> Assigned task:
Reproduce each entry below verbatim.

── Extracted records ──

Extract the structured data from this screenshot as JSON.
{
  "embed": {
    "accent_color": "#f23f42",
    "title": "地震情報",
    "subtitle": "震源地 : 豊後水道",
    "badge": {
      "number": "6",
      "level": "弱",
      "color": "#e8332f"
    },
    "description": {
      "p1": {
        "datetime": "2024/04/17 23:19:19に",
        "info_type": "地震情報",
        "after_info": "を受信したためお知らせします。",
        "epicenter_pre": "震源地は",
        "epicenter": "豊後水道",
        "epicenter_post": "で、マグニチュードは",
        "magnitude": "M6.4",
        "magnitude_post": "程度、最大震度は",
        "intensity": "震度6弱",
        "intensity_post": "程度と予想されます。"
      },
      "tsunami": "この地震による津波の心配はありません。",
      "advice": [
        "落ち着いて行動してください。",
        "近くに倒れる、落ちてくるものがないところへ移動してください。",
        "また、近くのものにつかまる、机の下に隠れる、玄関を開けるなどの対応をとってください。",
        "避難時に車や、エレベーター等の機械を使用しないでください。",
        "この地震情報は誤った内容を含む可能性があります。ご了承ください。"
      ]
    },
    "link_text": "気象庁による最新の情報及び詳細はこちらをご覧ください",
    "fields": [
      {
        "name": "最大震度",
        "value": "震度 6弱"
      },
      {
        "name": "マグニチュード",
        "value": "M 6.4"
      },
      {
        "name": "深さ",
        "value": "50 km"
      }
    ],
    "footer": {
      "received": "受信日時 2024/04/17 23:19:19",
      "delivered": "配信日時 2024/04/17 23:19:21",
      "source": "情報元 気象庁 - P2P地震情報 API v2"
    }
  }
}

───

> Response for this exercise:
Extract the structured data from this screenshot as JSON.
{
  "embed": {
    "accent_color": "#f23f42",
    "title": "地震情報",
    "subtitle": "震源地 : 豊後水道",
    "badge": {
      "number": "6",
      "level": "弱",
      "color": "#e8332f"
    },
    "description": {
      "p1": {
        "datetime": "2024/04/17 23:19:19に",
        "info_type": "地震情報",
        "after_info": "を受信したためお知らせします。",
        "epicenter_pre": "震源地は",
        "epicenter": "豊後水道",
        "epicenter_post": "で、マグニチュードは",
        "magnitude": "M6.4",
        "magnitude_post": "程度、最大震度は",
        "intensity": "震度6弱",
        "intensity_post": "程度と予想されます。"
      },
      "tsunami": "この地震による津波の心配はありません。",
      "advice": [
        "落ち着いて行動してください。",
        "近くに倒れる、落ちてくるものがないところへ移動してください。",
        "また、近くのものにつかまる、机の下に隠れる、玄関を開けるなどの対応をとってください。",
        "避難時に車や、エレベーター等の機械を使用しないでください。",
        "この地震情報は誤った内容を含む可能性があります。ご了承ください。"
      ]
    },
    "link_text": "気象庁による最新の情報及び詳細はこちらをご覧ください",
    "fields": [
      {
        "name": "最大震度",
        "value": "震度 6弱"
      },
      {
        "name": "マグニチュード",
        "value": "M 6.4"
      },
      {
        "name": "深さ",
        "value": "50 km"
      }
    ],
    "footer": {
      "received": "受信日時 2024/04/17 23:19:19",
      "delivered": "配信日時 2024/04/17 23:19:21",
      "source": "情報元 気象庁 - P2P地震情報 API v2"
    }
  }
}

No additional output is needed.